Yu C, Wu G, Dang N, Zhang W, Zhang R, Yan W, Zhao Y, Gao L, Wang Y, Beckwith N, Yuan J, Yao L. Inhibition of N-myc downstream-regulated gene 2 In prostatic carcinoma [Internet]. Cancer Biology & Therapy 2011;12(4):304-313. PubMedAbstract

To study the expression of N-myc Downstream Regulated Gene-2 (NDRG2) in prostatic carcinoma (PCA) tissue and in different PCA cell lines, and to investigate its clinical and pathological implications, 144 PCA and benign prostatic hyperplasia (BPH) tissue sections were analyzed retrospectively with immunohistochemistry (S-P method). The expression levels of NDRG2 and c-Myc in prostate cell lines were detected through Western blot. The effects of adenovirus-mediated NDRG2 on PC3 cells and PC3 nude mouse xenografts was observed through cell growth curves, tumor growth curves, flow cytometry (FCM), transmission electron microscopy (TEM) and TUNEL staining. The NDRG2 gene was highly expressed in BPH tissues, but not in carcinomatous ones (χ(2)=25.98, p < 0.001). Furthermore, positive expression of NDRG2 was negatively correlated with the Gleason score (r = -0.445, p< 0.001) and the c-myc level (r = -0.311, p < 0.001). However, positive expression of NDRG2 was not correlated with pTNM tumor stages or the serum concentration of prostate-specific antigen (PSA) (p > 0.05). The expression of the NDRG2 genes was low in the three PCA cell lines. PC3 cells infected by pAD-cmv-NDRG2 showed inhibition of proliferation both in vitro and vivo. To sum up, NDRG2 may be involved in the carcinogenesis and progression of PCA. Moreover, adenovirus-mediated NDRG2 can suppress the proliferation of PC3 cells significantly both in vitro and in vivo. These results indicate that NDRG2 may become a new target gene for PCA diagnosis and therapy.

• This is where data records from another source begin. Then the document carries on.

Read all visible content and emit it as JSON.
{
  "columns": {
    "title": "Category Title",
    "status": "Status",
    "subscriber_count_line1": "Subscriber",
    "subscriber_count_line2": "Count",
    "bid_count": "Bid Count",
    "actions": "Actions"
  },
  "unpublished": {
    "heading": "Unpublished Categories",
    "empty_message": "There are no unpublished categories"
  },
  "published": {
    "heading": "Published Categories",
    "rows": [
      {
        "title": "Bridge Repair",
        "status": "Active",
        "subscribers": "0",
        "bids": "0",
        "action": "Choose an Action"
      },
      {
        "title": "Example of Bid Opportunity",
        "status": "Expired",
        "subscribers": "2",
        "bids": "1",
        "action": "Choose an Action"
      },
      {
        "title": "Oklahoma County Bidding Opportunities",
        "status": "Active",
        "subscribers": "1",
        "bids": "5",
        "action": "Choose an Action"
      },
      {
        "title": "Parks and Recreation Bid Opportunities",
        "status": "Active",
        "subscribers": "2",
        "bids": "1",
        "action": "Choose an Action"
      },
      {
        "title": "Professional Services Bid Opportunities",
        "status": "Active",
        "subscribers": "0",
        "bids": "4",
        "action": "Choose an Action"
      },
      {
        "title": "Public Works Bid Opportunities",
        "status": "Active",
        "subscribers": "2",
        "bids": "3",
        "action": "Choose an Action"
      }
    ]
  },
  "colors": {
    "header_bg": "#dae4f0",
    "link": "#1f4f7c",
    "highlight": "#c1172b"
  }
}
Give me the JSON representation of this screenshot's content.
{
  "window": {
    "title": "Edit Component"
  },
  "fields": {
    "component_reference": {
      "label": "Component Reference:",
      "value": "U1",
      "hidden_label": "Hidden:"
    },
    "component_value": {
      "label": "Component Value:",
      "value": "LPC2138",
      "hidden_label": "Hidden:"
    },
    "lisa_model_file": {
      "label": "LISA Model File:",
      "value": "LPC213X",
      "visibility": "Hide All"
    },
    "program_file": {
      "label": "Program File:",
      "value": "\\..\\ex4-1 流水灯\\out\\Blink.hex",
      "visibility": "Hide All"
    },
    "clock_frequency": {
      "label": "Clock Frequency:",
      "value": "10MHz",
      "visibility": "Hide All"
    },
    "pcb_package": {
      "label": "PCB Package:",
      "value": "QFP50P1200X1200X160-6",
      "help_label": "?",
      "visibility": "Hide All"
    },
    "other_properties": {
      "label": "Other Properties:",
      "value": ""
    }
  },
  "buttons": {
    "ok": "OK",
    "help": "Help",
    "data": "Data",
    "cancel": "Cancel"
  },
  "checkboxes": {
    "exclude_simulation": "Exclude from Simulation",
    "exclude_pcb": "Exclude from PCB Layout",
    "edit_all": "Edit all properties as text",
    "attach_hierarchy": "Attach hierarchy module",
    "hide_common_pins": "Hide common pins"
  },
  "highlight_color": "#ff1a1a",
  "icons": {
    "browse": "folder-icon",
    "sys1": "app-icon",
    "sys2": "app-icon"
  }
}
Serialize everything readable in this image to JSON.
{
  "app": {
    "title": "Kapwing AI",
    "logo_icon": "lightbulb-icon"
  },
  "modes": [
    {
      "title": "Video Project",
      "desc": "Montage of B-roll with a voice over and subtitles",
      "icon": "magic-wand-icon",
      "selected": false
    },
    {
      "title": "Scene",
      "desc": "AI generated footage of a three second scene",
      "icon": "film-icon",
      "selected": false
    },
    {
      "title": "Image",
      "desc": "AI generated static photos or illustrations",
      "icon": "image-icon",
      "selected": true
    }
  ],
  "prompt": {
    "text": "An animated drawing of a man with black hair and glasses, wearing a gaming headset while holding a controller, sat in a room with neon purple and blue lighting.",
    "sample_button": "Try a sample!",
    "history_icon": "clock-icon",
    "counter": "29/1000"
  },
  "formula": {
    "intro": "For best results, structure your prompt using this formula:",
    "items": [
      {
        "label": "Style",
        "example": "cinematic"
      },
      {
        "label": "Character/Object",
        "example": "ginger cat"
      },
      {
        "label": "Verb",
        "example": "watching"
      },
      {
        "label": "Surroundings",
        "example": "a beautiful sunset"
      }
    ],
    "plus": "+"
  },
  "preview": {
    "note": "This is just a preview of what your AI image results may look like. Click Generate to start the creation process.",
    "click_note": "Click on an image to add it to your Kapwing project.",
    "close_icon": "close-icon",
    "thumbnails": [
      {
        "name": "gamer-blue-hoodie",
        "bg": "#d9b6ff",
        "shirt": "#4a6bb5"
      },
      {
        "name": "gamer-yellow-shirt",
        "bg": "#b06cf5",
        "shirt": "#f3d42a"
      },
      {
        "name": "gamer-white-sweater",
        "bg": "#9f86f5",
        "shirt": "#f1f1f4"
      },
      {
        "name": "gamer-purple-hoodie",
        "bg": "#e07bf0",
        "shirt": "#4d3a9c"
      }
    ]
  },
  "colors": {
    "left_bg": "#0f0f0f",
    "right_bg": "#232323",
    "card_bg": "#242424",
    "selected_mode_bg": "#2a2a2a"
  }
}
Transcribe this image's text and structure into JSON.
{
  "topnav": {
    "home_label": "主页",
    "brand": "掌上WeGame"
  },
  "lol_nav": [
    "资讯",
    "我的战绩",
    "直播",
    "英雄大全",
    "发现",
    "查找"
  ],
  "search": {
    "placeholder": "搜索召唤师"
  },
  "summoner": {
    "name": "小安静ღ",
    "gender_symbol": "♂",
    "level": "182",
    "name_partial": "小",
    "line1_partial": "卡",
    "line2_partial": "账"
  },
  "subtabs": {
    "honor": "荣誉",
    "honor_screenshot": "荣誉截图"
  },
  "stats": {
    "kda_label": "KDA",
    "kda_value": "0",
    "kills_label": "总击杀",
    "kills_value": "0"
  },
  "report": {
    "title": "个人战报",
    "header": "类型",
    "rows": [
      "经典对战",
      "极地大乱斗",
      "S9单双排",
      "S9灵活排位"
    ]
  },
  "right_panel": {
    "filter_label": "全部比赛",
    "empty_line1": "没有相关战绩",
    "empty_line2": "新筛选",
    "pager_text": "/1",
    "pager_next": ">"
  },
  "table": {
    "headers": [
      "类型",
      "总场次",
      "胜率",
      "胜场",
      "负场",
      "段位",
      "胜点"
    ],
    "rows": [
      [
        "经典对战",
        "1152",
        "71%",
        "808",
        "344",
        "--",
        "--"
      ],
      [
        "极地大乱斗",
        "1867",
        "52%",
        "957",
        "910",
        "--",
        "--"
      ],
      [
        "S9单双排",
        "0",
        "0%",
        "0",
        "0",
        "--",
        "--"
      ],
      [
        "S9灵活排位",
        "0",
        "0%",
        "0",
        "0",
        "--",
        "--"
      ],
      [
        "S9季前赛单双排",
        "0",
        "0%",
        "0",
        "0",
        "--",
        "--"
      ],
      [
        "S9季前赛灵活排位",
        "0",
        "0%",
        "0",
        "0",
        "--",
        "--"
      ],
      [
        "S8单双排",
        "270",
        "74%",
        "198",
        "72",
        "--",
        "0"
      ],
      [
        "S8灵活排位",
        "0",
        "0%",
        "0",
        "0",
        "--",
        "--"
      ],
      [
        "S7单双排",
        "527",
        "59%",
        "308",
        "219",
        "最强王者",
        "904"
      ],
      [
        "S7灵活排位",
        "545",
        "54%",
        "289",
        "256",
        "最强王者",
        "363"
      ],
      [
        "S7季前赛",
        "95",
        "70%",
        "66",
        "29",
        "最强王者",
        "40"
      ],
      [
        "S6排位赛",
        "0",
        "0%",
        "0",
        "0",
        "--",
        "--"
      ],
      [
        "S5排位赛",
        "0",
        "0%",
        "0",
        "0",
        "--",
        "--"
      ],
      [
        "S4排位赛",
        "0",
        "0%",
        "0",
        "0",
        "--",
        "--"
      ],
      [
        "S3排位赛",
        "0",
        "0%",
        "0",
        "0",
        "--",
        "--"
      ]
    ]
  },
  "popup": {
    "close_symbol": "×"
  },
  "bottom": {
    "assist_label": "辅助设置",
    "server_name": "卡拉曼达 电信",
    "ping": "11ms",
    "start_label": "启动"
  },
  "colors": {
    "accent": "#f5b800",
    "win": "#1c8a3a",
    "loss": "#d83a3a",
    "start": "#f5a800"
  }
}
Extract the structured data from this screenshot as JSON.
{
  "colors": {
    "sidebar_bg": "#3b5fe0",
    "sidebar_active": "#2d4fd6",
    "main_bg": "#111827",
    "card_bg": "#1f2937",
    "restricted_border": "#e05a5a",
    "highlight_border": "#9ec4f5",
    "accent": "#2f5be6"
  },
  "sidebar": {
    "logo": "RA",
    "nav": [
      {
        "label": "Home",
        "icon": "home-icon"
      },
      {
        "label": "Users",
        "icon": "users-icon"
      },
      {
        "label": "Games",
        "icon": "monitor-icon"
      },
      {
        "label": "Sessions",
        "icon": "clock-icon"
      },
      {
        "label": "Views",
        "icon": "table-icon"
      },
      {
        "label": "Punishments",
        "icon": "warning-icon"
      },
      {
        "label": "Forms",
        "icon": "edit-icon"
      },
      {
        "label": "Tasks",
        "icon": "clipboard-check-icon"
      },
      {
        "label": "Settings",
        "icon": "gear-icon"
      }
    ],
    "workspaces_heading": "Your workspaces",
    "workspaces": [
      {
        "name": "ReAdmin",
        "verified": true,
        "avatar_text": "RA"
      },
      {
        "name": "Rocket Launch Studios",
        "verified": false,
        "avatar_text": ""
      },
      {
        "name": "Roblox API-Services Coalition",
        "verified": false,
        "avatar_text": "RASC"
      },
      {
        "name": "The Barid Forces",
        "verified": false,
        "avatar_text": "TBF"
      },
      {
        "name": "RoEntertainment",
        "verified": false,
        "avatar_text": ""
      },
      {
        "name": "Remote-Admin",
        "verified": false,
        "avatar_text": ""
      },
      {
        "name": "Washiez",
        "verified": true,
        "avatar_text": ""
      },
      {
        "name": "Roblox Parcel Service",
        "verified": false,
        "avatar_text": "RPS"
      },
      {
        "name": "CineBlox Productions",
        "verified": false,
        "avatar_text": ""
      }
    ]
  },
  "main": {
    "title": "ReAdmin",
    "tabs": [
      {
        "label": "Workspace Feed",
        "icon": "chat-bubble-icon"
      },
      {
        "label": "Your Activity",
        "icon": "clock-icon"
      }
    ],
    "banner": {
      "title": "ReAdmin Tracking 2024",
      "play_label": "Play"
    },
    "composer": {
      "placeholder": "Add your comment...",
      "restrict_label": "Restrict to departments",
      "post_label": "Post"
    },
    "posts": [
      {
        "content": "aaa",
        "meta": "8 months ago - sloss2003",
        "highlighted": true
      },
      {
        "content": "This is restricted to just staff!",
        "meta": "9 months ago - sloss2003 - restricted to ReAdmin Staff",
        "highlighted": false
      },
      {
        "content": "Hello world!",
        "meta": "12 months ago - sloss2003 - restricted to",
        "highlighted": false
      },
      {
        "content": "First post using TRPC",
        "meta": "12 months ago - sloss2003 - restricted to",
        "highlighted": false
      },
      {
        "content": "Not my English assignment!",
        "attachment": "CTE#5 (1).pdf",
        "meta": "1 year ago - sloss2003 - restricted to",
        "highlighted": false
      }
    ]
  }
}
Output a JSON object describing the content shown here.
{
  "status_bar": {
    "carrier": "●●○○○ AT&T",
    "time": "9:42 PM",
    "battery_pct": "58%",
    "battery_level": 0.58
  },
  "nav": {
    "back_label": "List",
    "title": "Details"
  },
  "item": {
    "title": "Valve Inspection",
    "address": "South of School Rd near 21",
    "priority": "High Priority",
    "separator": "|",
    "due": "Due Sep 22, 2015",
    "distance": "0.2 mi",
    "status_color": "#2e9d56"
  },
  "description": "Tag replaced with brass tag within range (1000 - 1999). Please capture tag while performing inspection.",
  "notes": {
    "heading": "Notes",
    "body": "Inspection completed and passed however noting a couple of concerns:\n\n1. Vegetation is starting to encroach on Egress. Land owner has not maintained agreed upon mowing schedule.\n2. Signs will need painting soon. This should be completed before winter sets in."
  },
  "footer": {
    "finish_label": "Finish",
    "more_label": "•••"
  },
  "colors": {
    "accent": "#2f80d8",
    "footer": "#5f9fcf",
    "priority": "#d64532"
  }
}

Zhang S, Beckwith N. On the move [Internet]. The Harvard Undergraduate Research Journal 2009;2(2):3, 6-9. View
Beckwith N. Photojournalism oeuvre for The Harvard Crimson, 2009-2012 [Internet]. 2009; View
Beckwith N. The Biodiversity of Borneo [Internet]. The Harvard Undergraduate Research Journal 2008;1(2):cover, 6-7. View 6-7.pdf fall08_cover.jpg